Interface dataset entries:
------------------------------
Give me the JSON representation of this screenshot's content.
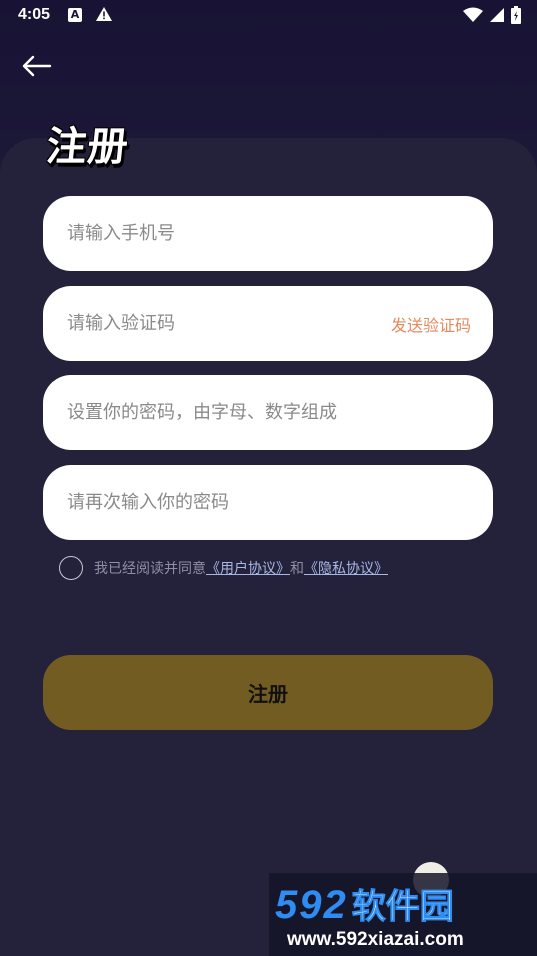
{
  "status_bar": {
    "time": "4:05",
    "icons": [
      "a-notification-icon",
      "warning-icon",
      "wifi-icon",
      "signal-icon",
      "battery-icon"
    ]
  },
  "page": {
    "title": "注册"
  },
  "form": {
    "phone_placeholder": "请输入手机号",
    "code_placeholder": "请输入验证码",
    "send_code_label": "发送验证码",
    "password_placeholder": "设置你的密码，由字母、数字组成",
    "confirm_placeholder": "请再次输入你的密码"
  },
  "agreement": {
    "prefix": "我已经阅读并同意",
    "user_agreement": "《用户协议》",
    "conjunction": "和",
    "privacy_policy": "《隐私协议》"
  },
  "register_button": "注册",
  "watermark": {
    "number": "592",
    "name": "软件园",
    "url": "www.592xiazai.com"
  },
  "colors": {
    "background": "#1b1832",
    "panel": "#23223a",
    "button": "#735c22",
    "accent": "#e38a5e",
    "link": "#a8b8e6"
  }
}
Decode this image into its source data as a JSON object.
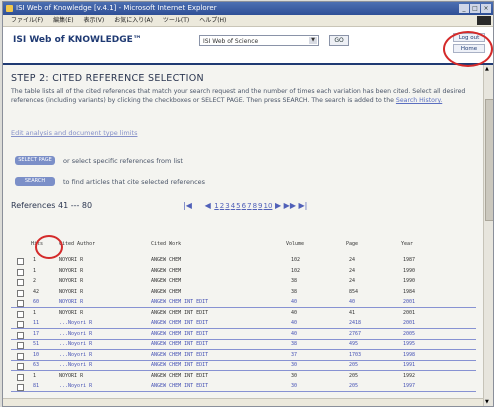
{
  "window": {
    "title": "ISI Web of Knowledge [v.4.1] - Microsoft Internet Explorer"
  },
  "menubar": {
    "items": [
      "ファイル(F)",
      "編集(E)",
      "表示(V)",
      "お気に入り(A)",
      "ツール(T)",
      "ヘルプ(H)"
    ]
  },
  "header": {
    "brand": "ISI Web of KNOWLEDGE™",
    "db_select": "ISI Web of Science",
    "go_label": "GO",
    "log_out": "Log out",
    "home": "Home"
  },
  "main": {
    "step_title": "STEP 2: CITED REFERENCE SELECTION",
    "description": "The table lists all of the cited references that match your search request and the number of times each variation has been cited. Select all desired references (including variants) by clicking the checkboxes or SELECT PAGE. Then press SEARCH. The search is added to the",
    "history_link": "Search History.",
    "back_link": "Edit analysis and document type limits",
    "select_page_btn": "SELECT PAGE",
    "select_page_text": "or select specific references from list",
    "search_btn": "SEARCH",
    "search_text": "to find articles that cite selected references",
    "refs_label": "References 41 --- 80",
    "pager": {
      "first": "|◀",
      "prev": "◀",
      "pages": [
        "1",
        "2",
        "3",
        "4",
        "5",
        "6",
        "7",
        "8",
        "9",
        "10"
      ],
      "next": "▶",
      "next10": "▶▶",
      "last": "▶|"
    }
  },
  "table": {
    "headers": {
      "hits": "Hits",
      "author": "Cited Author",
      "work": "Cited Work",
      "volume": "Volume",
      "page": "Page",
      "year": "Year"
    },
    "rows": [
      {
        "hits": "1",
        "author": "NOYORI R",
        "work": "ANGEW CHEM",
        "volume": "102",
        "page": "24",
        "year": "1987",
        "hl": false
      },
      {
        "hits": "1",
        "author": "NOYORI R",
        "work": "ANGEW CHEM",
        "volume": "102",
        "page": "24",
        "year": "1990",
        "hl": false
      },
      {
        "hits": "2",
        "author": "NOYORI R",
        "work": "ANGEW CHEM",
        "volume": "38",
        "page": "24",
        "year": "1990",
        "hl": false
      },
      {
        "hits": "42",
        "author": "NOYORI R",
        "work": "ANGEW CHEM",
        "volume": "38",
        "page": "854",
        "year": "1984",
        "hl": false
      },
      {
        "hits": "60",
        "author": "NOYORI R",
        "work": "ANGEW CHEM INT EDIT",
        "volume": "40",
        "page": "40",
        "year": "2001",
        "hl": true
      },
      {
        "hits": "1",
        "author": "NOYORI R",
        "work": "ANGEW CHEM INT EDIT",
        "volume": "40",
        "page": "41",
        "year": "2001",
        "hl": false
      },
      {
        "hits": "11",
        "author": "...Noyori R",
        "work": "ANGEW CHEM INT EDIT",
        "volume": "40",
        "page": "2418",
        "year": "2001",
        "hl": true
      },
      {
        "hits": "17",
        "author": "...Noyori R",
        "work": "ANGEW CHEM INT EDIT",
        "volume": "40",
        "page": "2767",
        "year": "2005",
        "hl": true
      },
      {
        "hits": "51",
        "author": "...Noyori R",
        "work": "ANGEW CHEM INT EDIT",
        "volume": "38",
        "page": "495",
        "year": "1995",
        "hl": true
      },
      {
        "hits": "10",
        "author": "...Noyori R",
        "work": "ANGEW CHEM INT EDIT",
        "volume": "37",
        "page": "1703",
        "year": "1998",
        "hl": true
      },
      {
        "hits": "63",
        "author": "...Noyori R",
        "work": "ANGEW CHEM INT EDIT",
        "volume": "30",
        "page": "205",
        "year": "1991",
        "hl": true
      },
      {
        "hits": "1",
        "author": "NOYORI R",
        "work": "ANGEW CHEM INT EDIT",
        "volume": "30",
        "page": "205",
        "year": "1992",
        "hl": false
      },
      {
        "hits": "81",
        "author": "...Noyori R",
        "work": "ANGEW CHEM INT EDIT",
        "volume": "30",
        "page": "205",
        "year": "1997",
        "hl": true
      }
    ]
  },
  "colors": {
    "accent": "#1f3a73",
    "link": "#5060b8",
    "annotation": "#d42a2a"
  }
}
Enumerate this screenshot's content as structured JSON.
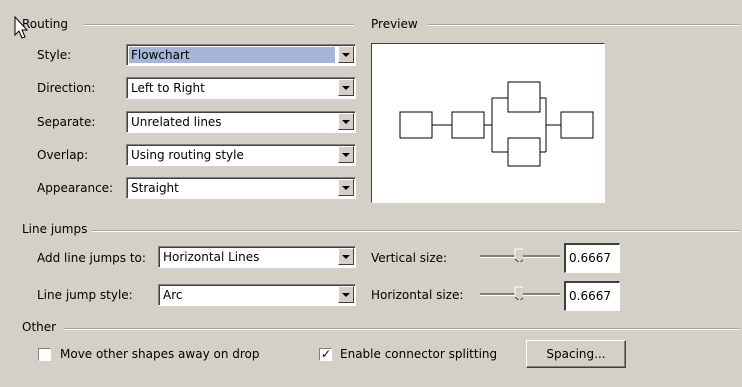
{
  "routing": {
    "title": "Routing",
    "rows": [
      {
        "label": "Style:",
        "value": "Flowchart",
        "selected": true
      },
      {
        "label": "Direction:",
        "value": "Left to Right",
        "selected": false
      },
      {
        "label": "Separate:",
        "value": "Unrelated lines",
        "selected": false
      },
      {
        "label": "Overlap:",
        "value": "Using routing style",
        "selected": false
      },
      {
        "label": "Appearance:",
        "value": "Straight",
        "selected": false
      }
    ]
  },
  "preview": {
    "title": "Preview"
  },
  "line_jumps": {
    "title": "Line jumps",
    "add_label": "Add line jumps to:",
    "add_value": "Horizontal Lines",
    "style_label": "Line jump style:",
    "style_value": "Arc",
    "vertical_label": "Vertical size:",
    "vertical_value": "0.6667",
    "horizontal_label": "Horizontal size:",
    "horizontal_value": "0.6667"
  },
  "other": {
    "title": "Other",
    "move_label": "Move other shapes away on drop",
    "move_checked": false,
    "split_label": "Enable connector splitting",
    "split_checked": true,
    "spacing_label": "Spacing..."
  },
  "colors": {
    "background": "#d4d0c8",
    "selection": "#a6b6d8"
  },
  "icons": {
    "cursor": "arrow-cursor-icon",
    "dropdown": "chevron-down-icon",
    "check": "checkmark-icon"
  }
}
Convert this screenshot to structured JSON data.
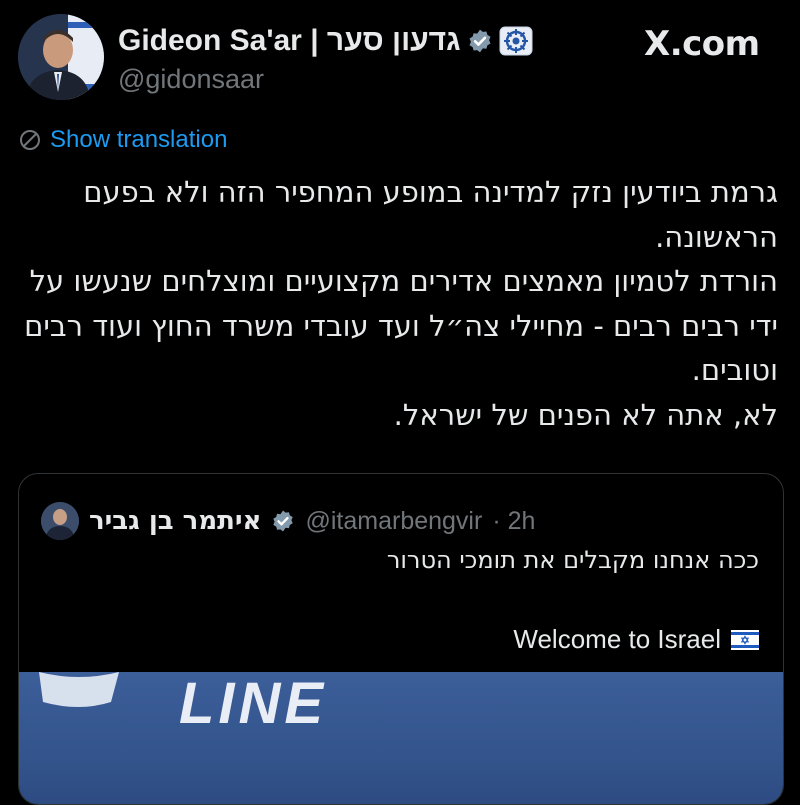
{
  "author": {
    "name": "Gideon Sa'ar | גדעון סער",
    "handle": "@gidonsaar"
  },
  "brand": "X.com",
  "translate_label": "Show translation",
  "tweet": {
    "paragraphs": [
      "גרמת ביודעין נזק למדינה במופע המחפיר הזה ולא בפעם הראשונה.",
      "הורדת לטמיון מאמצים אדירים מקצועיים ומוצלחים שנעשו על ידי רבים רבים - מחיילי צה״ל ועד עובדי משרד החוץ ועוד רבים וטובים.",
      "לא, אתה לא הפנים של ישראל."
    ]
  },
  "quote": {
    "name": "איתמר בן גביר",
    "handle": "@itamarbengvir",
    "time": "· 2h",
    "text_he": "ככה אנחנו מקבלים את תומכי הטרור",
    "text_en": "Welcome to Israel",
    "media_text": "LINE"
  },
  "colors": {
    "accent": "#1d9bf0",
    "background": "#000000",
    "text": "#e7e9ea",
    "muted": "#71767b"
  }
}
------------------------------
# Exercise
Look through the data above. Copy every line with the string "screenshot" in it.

# Solved exercise
Give me the JSON representation of this screenshot's content.
Enumerate this screenshot's content as structured JSON.
Convert this screenshot to structured JSON data.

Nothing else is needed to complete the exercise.